* **Exercise directions**:
Give every line of the data again, exactly as it is written.

START Source material

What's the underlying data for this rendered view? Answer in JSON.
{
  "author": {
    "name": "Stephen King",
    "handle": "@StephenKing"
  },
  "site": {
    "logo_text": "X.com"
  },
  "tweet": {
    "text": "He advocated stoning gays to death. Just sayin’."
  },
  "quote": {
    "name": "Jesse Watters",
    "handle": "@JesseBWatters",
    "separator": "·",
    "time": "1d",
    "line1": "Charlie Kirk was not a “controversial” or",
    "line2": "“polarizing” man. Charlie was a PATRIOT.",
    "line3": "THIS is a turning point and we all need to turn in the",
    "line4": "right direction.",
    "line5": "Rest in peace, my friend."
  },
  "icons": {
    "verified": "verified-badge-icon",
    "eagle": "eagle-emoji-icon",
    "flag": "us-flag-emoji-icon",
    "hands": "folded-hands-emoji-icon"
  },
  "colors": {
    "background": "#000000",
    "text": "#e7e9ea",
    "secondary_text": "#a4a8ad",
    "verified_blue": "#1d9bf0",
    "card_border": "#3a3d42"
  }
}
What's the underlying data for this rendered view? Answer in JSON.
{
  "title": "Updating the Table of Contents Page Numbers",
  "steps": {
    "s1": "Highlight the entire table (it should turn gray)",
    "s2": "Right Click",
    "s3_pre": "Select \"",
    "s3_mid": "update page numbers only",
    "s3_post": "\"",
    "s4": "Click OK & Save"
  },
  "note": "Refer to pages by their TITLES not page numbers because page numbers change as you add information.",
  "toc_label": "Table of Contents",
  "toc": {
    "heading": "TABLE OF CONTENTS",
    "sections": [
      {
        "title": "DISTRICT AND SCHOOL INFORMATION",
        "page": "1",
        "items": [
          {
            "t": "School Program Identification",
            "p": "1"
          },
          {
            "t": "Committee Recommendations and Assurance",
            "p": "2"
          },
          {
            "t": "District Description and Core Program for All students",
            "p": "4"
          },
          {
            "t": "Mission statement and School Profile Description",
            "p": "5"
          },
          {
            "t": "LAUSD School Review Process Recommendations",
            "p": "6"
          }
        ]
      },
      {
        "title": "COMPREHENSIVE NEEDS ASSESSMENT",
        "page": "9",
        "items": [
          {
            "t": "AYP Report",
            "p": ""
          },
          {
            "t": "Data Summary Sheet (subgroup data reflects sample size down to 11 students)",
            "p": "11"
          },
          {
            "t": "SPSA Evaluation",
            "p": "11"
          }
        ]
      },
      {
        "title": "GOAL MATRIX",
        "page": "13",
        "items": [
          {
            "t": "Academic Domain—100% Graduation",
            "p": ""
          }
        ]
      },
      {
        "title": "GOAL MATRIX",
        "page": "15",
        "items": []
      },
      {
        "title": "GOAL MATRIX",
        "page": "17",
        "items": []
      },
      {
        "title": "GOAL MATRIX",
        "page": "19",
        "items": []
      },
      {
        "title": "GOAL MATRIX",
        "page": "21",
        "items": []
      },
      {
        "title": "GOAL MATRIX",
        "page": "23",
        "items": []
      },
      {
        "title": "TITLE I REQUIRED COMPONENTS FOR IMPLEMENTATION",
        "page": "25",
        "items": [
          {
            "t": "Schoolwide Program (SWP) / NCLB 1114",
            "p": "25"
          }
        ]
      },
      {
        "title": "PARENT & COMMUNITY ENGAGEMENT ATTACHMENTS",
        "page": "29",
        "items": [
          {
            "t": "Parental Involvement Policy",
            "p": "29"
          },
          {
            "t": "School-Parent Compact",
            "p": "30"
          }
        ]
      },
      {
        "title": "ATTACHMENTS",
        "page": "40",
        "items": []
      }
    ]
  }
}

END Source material

* **Output of the task**:
What's the underlying data for this rendered view? Answer in JSON.
{
  "author": {
    "name": "Stephen King",
    "handle": "@StephenKing"
  },
  "site": {
    "logo_text": "X.com"
  },
  "tweet": {
    "text": "He advocated stoning gays to death. Just sayin’."
  },
  "quote": {
    "name": "Jesse Watters",
    "handle": "@JesseBWatters",
    "separator": "·",
    "time": "1d",
    "line1": "Charlie Kirk was not a “controversial” or",
    "line2": "“polarizing” man. Charlie was a PATRIOT.",
    "line3": "THIS is a turning point and we all need to turn in the",
    "line4": "right direction.",
    "line5": "Rest in peace, my friend."
  },
  "icons": {
    "verified": "verified-badge-icon",
    "eagle": "eagle-emoji-icon",
    "flag": "us-flag-emoji-icon",
    "hands": "folded-hands-emoji-icon"
  },
  "colors": {
    "background": "#000000",
    "text": "#e7e9ea",
    "secondary_text": "#a4a8ad",
    "verified_blue": "#1d9bf0",
    "card_border": "#3a3d42"
  }
}
What's the underlying data for this rendered view? Answer in JSON.
{
  "title": "Updating the Table of Contents Page Numbers",
  "steps": {
    "s1": "Highlight the entire table (it should turn gray)",
    "s2": "Right Click",
    "s3_pre": "Select \"",
    "s3_mid": "update page numbers only",
    "s3_post": "\"",
    "s4": "Click OK & Save"
  },
  "note": "Refer to pages by their TITLES not page numbers because page numbers change as you add information.",
  "toc_label": "Table of Contents",
  "toc": {
    "heading": "TABLE OF CONTENTS",
    "sections": [
      {
        "title": "DISTRICT AND SCHOOL INFORMATION",
        "page": "1",
        "items": [
          {
            "t": "School Program Identification",
            "p": "1"
          },
          {
            "t": "Committee Recommendations and Assurance",
            "p": "2"
          },
          {
            "t": "District Description and Core Program for All students",
            "p": "4"
          },
          {
            "t": "Mission statement and School Profile Description",
            "p": "5"
          },
          {
            "t": "LAUSD School Review Process Recommendations",
            "p": "6"
          }
        ]
      },
      {
        "title": "COMPREHENSIVE NEEDS ASSESSMENT",
        "page": "9",
        "items": [
          {
            "t": "AYP Report",
            "p": ""
          },
          {
            "t": "Data Summary Sheet (subgroup data reflects sample size down to 11 students)",
            "p": "11"
          },
          {
            "t": "SPSA Evaluation",
            "p": "11"
          }
        ]
      },
      {
        "title": "GOAL MATRIX",
        "page": "13",
        "items": [
          {
            "t": "Academic Domain—100% Graduation",
            "p": ""
          }
        ]
      },
      {
        "title": "GOAL MATRIX",
        "page": "15",
        "items": []
      },
      {
        "title": "GOAL MATRIX",
        "page": "17",
        "items": []
      },
      {
        "title": "GOAL MATRIX",
        "page": "19",
        "items": []
      },
      {
        "title": "GOAL MATRIX",
        "page": "21",
        "items": []
      },
      {
        "title": "GOAL MATRIX",
        "page": "23",
        "items": []
      },
      {
        "title": "TITLE I REQUIRED COMPONENTS FOR IMPLEMENTATION",
        "page": "25",
        "items": [
          {
            "t": "Schoolwide Program (SWP) / NCLB 1114",
            "p": "25"
          }
        ]
      },
      {
        "title": "PARENT & COMMUNITY ENGAGEMENT ATTACHMENTS",
        "page": "29",
        "items": [
          {
            "t": "Parental Involvement Policy",
            "p": "29"
          },
          {
            "t": "School-Parent Compact",
            "p": "30"
          }
        ]
      },
      {
        "title": "ATTACHMENTS",
        "page": "40",
        "items": []
      }
    ]
  }
}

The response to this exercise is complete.